By Carolyn Marnon – In what many residents felt was a bad move, the City Council voted 4-3 to sell the WABC building on Sims Avenue and Wayne Rd. to Paladino Realty Company. However, 5 votes in favor were required to approve the sale of city property. The sale had been pending for the last five months before it was finally brought before the council. Chris Sanders, Ryan Gabriel and Mayor Pro Tem Anthony Miller were the dissenting votes.
Mr. Paladino came before the city council to tell them of how he had acquired the building that now houses Michigan Works when the building was in disrepair. He fixed it, ran it as a garden shop and as the showroom for Lower Huron Cleaning Supplies for a number of years before selling the property to Michigan Works. Lower Huron Cleaning Supplies is still in Wayne, located at 5595 Treadwell. Although Mr. Paladino originally intended to use the WABC property as office space, he recently decided he would like to operate it as a special events center that could be rented while still having a small office space inside.
Mayor Pro Tem Miller commented that he would like to wait and see how the election on November 8 turns out, alluding to the possibility of the Regional Transit Authority millage passing; downtown Wayne is a proposed stop in the transit plan. Perhaps then Wayne could get a higher price for the property.
Councilman Gabriel proposed that the building not be sold, but some type of lease agreement be worked out. At the $150,000 that Mr. Paladino offered for the property, Councilman Gabriel commented that he might want to buy the property at that price.

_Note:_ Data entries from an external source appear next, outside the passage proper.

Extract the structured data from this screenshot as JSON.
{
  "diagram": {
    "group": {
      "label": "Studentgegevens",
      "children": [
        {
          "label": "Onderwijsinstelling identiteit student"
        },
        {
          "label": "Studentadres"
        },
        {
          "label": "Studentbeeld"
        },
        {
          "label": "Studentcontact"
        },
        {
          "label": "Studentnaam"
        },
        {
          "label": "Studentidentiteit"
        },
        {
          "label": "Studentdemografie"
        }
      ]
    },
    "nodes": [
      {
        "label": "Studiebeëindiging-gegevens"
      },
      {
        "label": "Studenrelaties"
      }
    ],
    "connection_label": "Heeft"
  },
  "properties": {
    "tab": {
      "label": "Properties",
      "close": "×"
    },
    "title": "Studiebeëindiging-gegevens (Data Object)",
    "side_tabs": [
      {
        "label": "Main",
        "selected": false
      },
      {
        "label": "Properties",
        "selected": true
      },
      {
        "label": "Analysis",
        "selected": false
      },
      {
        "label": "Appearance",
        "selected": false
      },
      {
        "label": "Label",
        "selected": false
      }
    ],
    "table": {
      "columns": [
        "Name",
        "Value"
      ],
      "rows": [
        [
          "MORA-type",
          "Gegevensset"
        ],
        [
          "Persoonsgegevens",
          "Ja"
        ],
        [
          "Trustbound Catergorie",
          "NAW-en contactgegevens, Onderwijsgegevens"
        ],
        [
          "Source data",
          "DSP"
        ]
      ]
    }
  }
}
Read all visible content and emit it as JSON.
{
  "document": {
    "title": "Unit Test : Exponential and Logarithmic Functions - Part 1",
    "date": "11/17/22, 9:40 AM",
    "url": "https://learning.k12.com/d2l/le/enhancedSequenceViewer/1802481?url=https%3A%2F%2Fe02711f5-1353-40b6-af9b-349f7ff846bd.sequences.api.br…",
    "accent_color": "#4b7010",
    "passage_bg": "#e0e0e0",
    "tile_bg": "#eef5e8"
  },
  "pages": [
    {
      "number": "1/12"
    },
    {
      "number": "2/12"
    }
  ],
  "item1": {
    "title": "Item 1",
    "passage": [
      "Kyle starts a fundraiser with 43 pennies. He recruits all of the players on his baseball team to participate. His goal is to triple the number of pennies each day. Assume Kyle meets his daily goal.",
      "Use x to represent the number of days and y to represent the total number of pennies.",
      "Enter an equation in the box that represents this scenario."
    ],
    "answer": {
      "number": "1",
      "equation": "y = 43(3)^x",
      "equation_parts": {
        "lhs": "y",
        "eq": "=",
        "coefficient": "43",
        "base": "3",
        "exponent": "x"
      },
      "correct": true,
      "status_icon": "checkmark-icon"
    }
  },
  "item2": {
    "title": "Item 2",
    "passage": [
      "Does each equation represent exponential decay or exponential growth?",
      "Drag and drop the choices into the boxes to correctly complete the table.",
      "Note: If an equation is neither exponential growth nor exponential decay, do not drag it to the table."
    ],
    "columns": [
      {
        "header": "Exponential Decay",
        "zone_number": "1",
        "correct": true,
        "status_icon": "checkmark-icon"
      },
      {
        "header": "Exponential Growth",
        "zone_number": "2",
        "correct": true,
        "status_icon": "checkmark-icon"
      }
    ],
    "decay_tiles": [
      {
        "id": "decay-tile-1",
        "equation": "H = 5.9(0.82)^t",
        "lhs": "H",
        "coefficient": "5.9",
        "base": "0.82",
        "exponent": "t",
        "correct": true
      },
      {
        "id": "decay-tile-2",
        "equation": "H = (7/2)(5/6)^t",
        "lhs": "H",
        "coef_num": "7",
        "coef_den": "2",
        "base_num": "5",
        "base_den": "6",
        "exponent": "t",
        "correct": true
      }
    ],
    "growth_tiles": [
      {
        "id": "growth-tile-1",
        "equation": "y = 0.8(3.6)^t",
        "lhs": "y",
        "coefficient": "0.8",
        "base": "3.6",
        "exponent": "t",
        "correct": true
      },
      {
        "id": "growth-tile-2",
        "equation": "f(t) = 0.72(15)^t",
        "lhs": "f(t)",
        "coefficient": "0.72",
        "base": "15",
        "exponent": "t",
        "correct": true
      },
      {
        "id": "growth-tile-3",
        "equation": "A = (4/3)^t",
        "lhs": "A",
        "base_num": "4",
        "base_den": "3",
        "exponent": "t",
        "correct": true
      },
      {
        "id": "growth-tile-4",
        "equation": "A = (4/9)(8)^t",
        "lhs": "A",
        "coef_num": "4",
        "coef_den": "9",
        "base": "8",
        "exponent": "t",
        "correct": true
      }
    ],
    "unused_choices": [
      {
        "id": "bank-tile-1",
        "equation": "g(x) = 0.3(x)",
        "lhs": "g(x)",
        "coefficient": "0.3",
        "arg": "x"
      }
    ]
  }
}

Councilman Tom Porter pointed out that back in 2010, there was talk that the building was going to be sold. Nothing ever happened. Six years later, it is still for sale. Someone has now offered $150,000 to buy the building and get it on the city’s tax rolls.
Commenting on Facebook’s Wayne Neighbors Discussion Board, Jamie Lyn Stanton said, “When you hear the city is hurting for money and then something like this happens, you’ve just got to shake your head.”
“If we don’t get the rail stop, then they shut down a sale that got a city-owned property on the tax books and a perfectly good property to be used,” said Kelly Staley.
Cynthia McClure stated, “They turned down $150,000 and yearly taxes of over $6,000, not to mention no longer having to pay maintenance costs of electric, water, gas, etc. They think they can get more. Really? Have buyers been knocking on the door for the last 6 years? Are we (the City) in such good financial shape that we can wait until a better deal comes along? The City should not be in the business of real estate speculation. We have enough vacant buildings, why turn down an opportunity to fill one? People, Pride and Progress? I think not!”
Alan Bogenschutz said, “I don’t know. Sell while you can because we have heard about a rail thing before and how did that work out for us? Hello parking structure…
“It sounds like a complete flushing of the toilet needs to be done with our elected officials. Now is not the time to have personal agendas. We have a city to get back up and running!” proclaimed David Koester II.
Former councilman Skip Monit agreed with Mrs. McClure. “We need to accept any decent offer. My experience is that hoping for the better deal costs the city money, and another offer will likely never come.”